▸ Exercise directions
Each record is to be copied exactly, with its pictures left behind.

▸ Data for analysis

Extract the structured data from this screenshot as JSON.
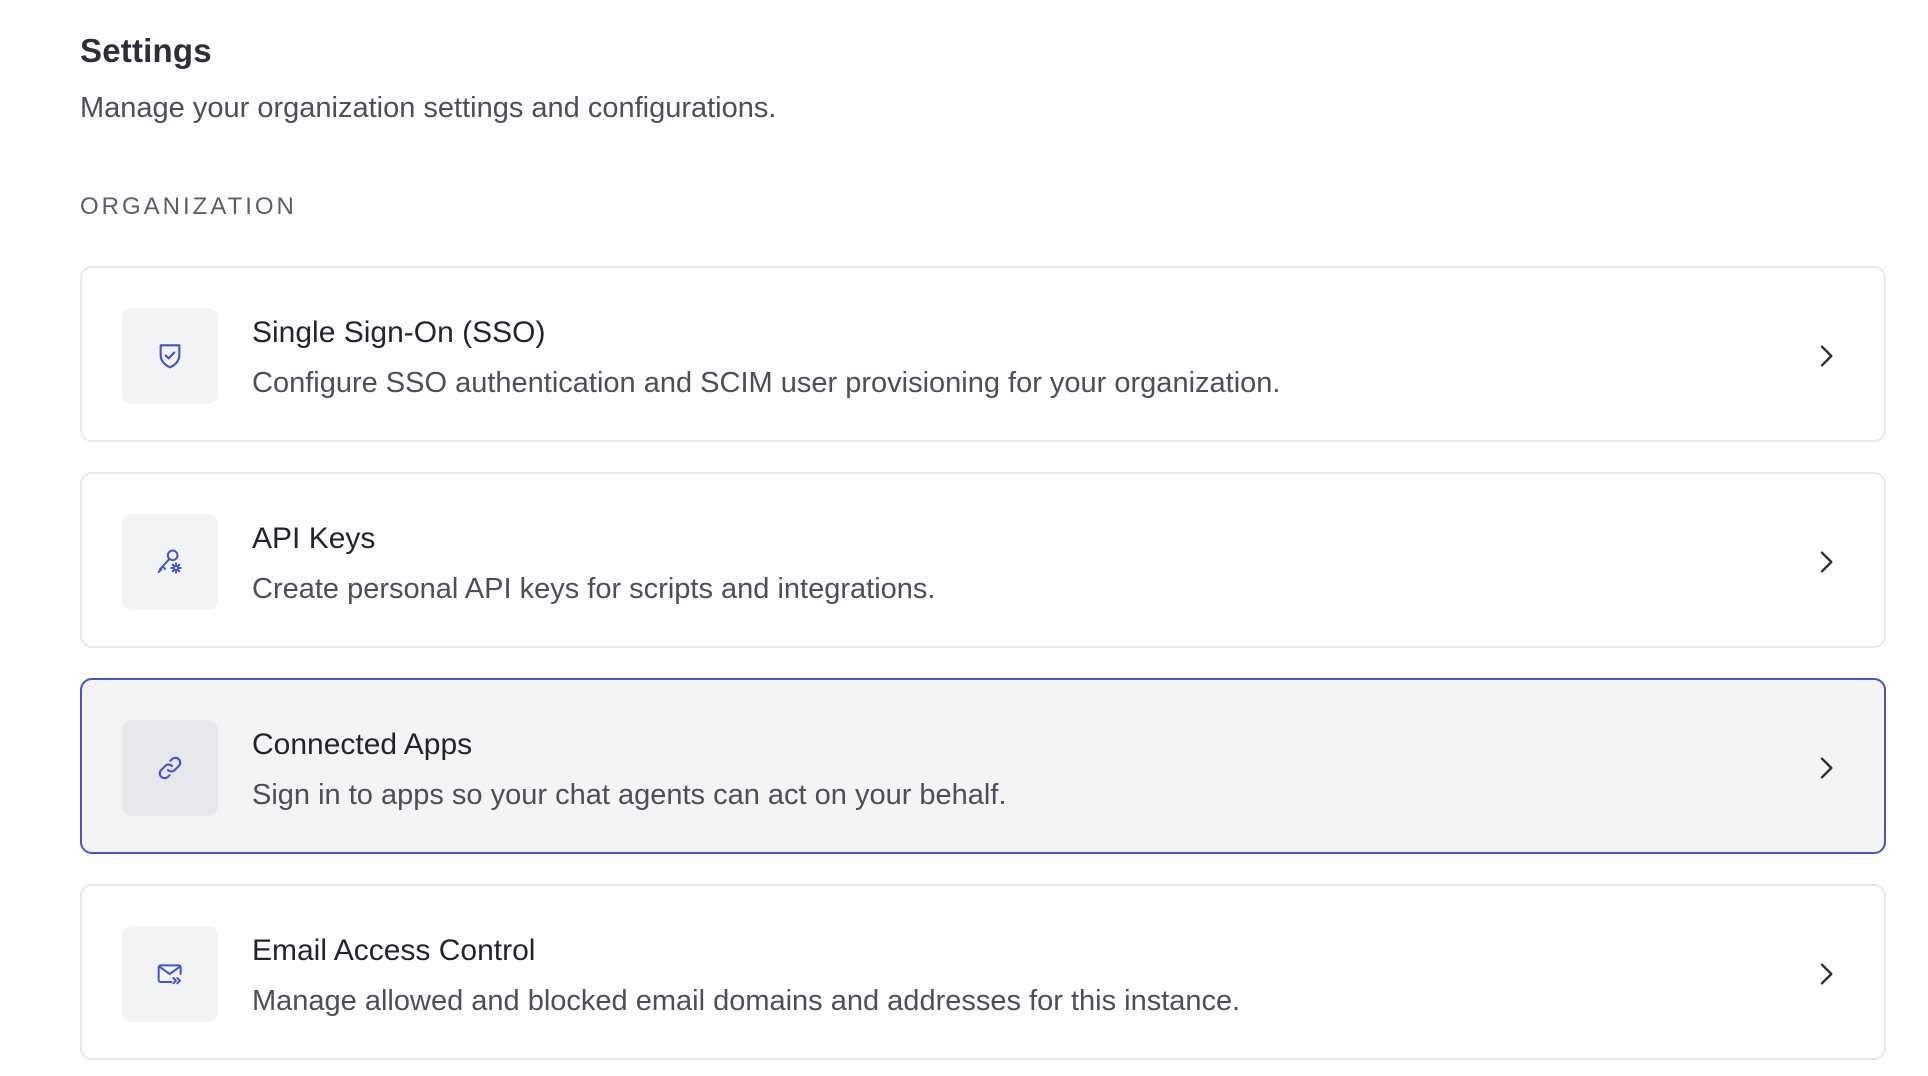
{
  "header": {
    "title": "Settings",
    "subtitle": "Manage your organization settings and configurations."
  },
  "section": {
    "label": "ORGANIZATION"
  },
  "items": [
    {
      "title": "Single Sign-On (SSO)",
      "description": "Configure SSO authentication and SCIM user provisioning for your organization.",
      "icon": "shield-check-icon",
      "selected": false
    },
    {
      "title": "API Keys",
      "description": "Create personal API keys for scripts and integrations.",
      "icon": "key-icon",
      "selected": false
    },
    {
      "title": "Connected Apps",
      "description": "Sign in to apps so your chat agents can act on your behalf.",
      "icon": "link-icon",
      "selected": true
    },
    {
      "title": "Email Access Control",
      "description": "Manage allowed and blocked email domains and addresses for this instance.",
      "icon": "mail-forward-icon",
      "selected": false
    }
  ],
  "colors": {
    "accent": "#4353d4",
    "icon": "#4353d4",
    "border": "#e8e9ec",
    "selected_background": "#f4f4f5"
  }
}
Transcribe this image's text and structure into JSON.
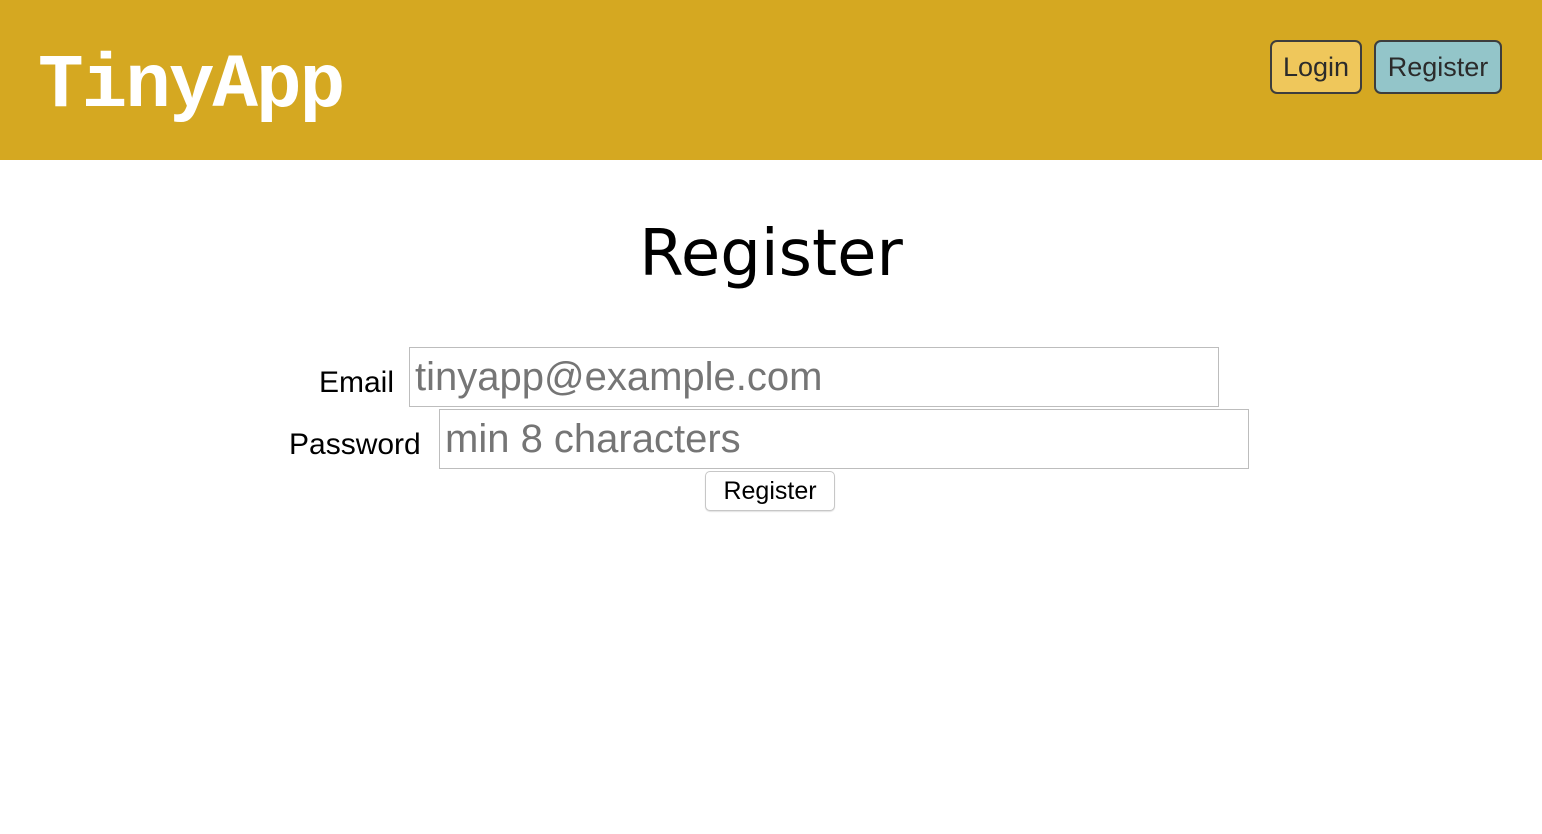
{
  "header": {
    "brand": "TinyApp",
    "background_color": "#d5a821",
    "nav": {
      "login_label": "Login",
      "login_color": "#efc75b",
      "register_label": "Register",
      "register_color": "#93c5c9"
    }
  },
  "main": {
    "title": "Register",
    "form": {
      "email_label": "Email",
      "email_placeholder": "tinyapp@example.com",
      "email_value": "",
      "password_label": "Password",
      "password_placeholder": "min 8 characters",
      "password_value": "",
      "submit_label": "Register"
    }
  }
}
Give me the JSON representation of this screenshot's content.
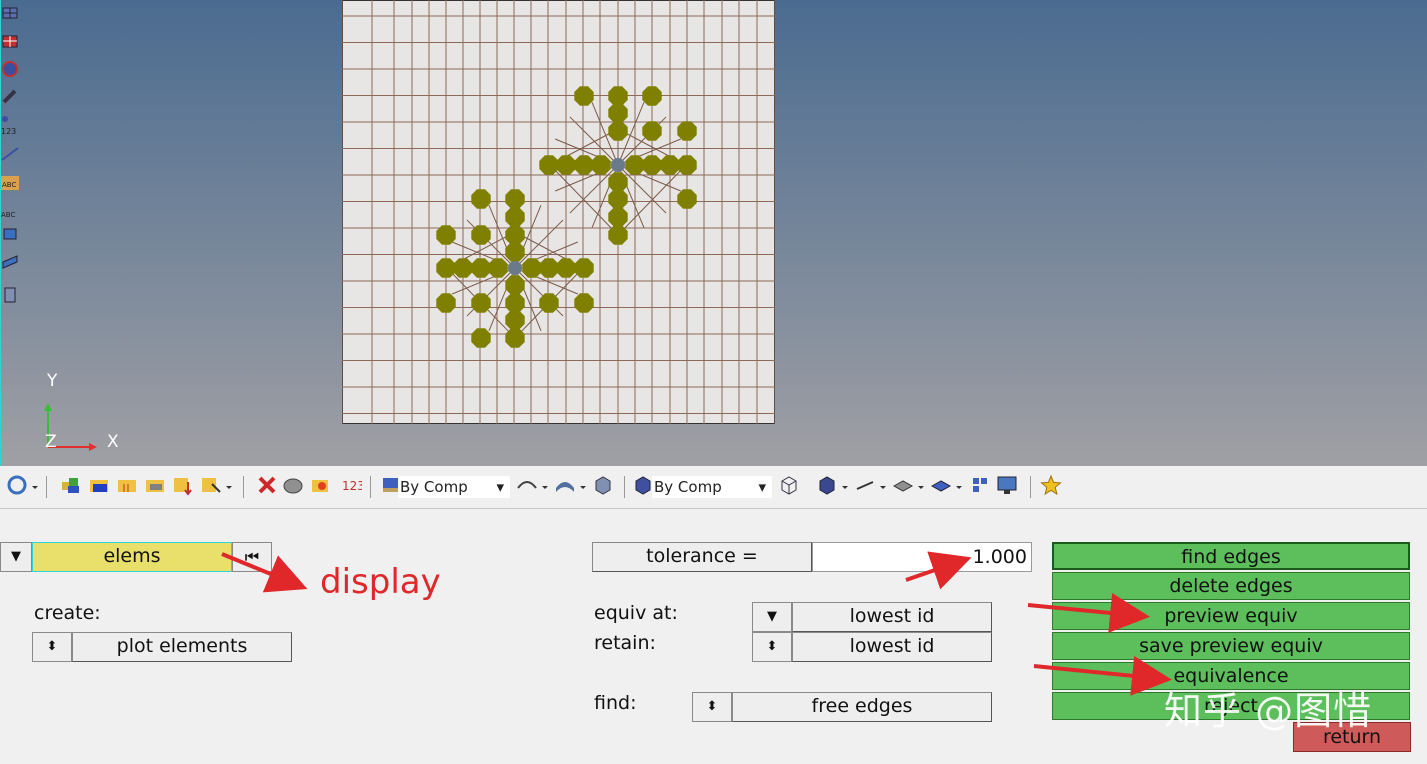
{
  "viewport": {
    "axis_y": "Y",
    "axis_z": "Z",
    "axis_x": "X",
    "left_toolbar_labels": {
      "a": "123",
      "b": "ABC",
      "c": "ABC"
    }
  },
  "toolbar": {
    "select1": "By Comp",
    "select2": "By Comp"
  },
  "panel": {
    "entity_selector": "elems",
    "create_label": "create:",
    "create_value": "plot elements",
    "tolerance_label": "tolerance =",
    "tolerance_value": "1.000",
    "equiv_at_label": "equiv at:",
    "equiv_at_value": "lowest id",
    "retain_label": "retain:",
    "retain_value": "lowest id",
    "find_label": "find:",
    "find_value": "free edges",
    "actions": [
      "find edges",
      "delete edges",
      "preview equiv",
      "save preview equiv",
      "equivalence",
      "reject"
    ],
    "return_label": "return"
  },
  "annotations": {
    "display": "display",
    "watermark": "知乎 @图惜"
  },
  "colors": {
    "green_button": "#5cbf5c",
    "return_button": "#cf5a5a",
    "node_olive": "#808000",
    "annotation_red": "#e0282a",
    "entity_yellow": "#e8e06a"
  }
}
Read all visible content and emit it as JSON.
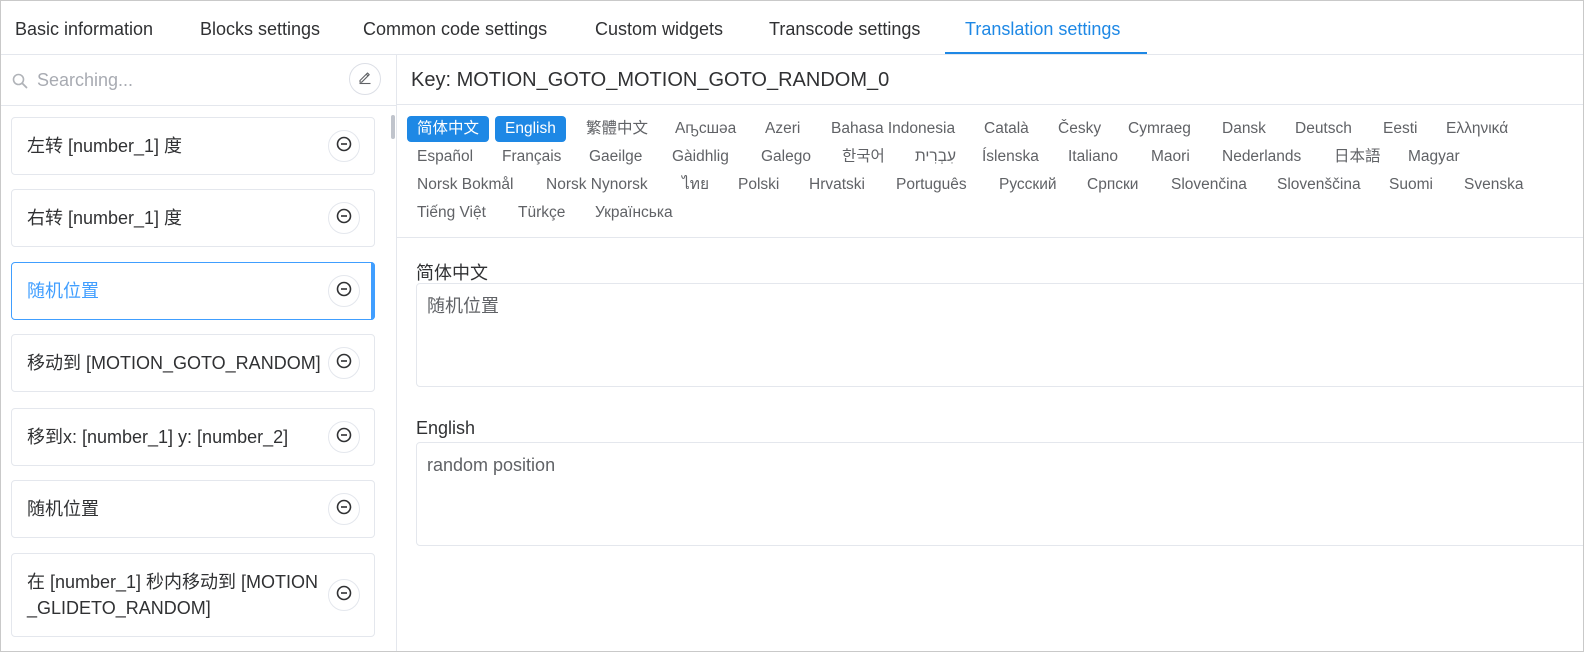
{
  "tabs": [
    {
      "label": "Basic information"
    },
    {
      "label": "Blocks settings"
    },
    {
      "label": "Common code settings"
    },
    {
      "label": "Custom widgets"
    },
    {
      "label": "Transcode settings"
    },
    {
      "label": "Translation settings"
    }
  ],
  "search": {
    "placeholder": "Searching...",
    "value": ""
  },
  "blocks": [
    {
      "label": "左转 [number_1] 度"
    },
    {
      "label": "右转 [number_1] 度"
    },
    {
      "label": "随机位置"
    },
    {
      "label": "移动到 [MOTION_GOTO_RANDOM]"
    },
    {
      "label": "移到x: [number_1] y: [number_2]"
    },
    {
      "label": "随机位置"
    },
    {
      "label": "在 [number_1] 秒内移动到 [MOTION_GLIDETO_RANDOM]"
    }
  ],
  "key": {
    "prefix": "Key: ",
    "value": "MOTION_GOTO_MOTION_GOTO_RANDOM_0"
  },
  "languages": [
    "简体中文",
    "English",
    "繁體中文",
    "Аҧсшәа",
    "Azeri",
    "Bahasa Indonesia",
    "Català",
    "Česky",
    "Cymraeg",
    "Dansk",
    "Deutsch",
    "Eesti",
    "Ελληνικά",
    "Español",
    "Français",
    "Gaeilge",
    "Gàidhlig",
    "Galego",
    "한국어",
    "עִבְרִית",
    "Íslenska",
    "Italiano",
    "Maori",
    "Nederlands",
    "日本語",
    "Magyar",
    "Norsk Bokmål",
    "Norsk Nynorsk",
    "ไทย",
    "Polski",
    "Hrvatski",
    "Português",
    "Русский",
    "Српски",
    "Slovenčina",
    "Slovenščina",
    "Suomi",
    "Svenska",
    "Tiếng Việt",
    "Türkçe",
    "Українська"
  ],
  "fields": [
    {
      "label": "简体中文",
      "value": "随机位置"
    },
    {
      "label": "English",
      "value": "random position"
    }
  ],
  "colors": {
    "accent": "#1e88e5",
    "active_item": "#409eff",
    "border": "#e4e7ed"
  },
  "icons": {
    "search": "search-icon",
    "edit": "edit-icon",
    "remove": "minus-circle-icon"
  }
}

▸ Expected answer
Extract the structured data from this screenshot as JSON.
{
  "header": {
    "title": "Settings",
    "subtitle": "Manage your organization settings and configurations."
  },
  "section": {
    "label": "ORGANIZATION"
  },
  "items": [
    {
      "title": "Single Sign-On (SSO)",
      "description": "Configure SSO authentication and SCIM user provisioning for your organization.",
      "icon": "shield-check-icon",
      "selected": false
    },
    {
      "title": "API Keys",
      "description": "Create personal API keys for scripts and integrations.",
      "icon": "key-icon",
      "selected": false
    },
    {
      "title": "Connected Apps",
      "description": "Sign in to apps so your chat agents can act on your behalf.",
      "icon": "link-icon",
      "selected": true
    },
    {
      "title": "Email Access Control",
      "description": "Manage allowed and blocked email domains and addresses for this instance.",
      "icon": "mail-forward-icon",
      "selected": false
    }
  ],
  "colors": {
    "accent": "#4353d4",
    "icon": "#4353d4",
    "border": "#e8e9ec",
    "selected_background": "#f4f4f5"
  }
}
Transcribe this image's text and structure into JSON.
{
  "header": {
    "brand": "TinyApp",
    "background_color": "#d5a821",
    "nav": {
      "login_label": "Login",
      "login_color": "#efc75b",
      "register_label": "Register",
      "register_color": "#93c5c9"
    }
  },
  "main": {
    "title": "Register",
    "form": {
      "email_label": "Email",
      "email_placeholder": "tinyapp@example.com",
      "email_value": "",
      "password_label": "Password",
      "password_placeholder": "min 8 characters",
      "password_value": "",
      "submit_label": "Register"
    }
  }
}
Give me the JSON representation of this screenshot's content.
{
  "viewport": {
    "axis_y": "Y",
    "axis_z": "Z",
    "axis_x": "X",
    "left_toolbar_labels": {
      "a": "123",
      "b": "ABC",
      "c": "ABC"
    }
  },
  "toolbar": {
    "select1": "By Comp",
    "select2": "By Comp"
  },
  "panel": {
    "entity_selector": "elems",
    "create_label": "create:",
    "create_value": "plot elements",
    "tolerance_label": "tolerance =",
    "tolerance_value": "1.000",
    "equiv_at_label": "equiv at:",
    "equiv_at_value": "lowest id",
    "retain_label": "retain:",
    "retain_value": "lowest id",
    "find_label": "find:",
    "find_value": "free edges",
    "actions": [
      "find edges",
      "delete edges",
      "preview equiv",
      "save preview equiv",
      "equivalence",
      "reject"
    ],
    "return_label": "return"
  },
  "annotations": {
    "display": "display",
    "watermark": "知乎 @图惜"
  },
  "colors": {
    "green_button": "#5cbf5c",
    "return_button": "#cf5a5a",
    "node_olive": "#808000",
    "annotation_red": "#e0282a",
    "entity_yellow": "#e8e06a"
  }
}
Read all visible content and emit it as JSON.
{
  "tabs": [
    {
      "label": "Basic information"
    },
    {
      "label": "Blocks settings"
    },
    {
      "label": "Common code settings"
    },
    {
      "label": "Custom widgets"
    },
    {
      "label": "Transcode settings"
    },
    {
      "label": "Translation settings"
    }
  ],
  "search": {
    "placeholder": "Searching...",
    "value": ""
  },
  "blocks": [
    {
      "label": "左转 [number_1] 度"
    },
    {
      "label": "右转 [number_1] 度"
    },
    {
      "label": "随机位置"
    },
    {
      "label": "移动到 [MOTION_GOTO_RANDOM]"
    },
    {
      "label": "移到x: [number_1] y: [number_2]"
    },
    {
      "label": "随机位置"
    },
    {
      "label": "在 [number_1] 秒内移动到 [MOTION_GLIDETO_RANDOM]"
    }
  ],
  "key": {
    "prefix": "Key: ",
    "value": "MOTION_GOTO_MOTION_GOTO_RANDOM_0"
  },
  "languages": [
    "简体中文",
    "English",
    "繁體中文",
    "Аҧсшәа",
    "Azeri",
    "Bahasa Indonesia",
    "Català",
    "Česky",
    "Cymraeg",
    "Dansk",
    "Deutsch",
    "Eesti",
    "Ελληνικά",
    "Español",
    "Français",
    "Gaeilge",
    "Gàidhlig",
    "Galego",
    "한국어",
    "עִבְרִית",
    "Íslenska",
    "Italiano",
    "Maori",
    "Nederlands",
    "日本語",
    "Magyar",
    "Norsk Bokmål",
    "Norsk Nynorsk",
    "ไทย",
    "Polski",
    "Hrvatski",
    "Português",
    "Русский",
    "Српски",
    "Slovenčina",
    "Slovenščina",
    "Suomi",
    "Svenska",
    "Tiếng Việt",
    "Türkçe",
    "Українська"
  ],
  "fields": [
    {
      "label": "简体中文",
      "value": "随机位置"
    },
    {
      "label": "English",
      "value": "random position"
    }
  ],
  "colors": {
    "accent": "#1e88e5",
    "active_item": "#409eff",
    "border": "#e4e7ed"
  },
  "icons": {
    "search": "search-icon",
    "edit": "edit-icon",
    "remove": "minus-circle-icon"
  }
}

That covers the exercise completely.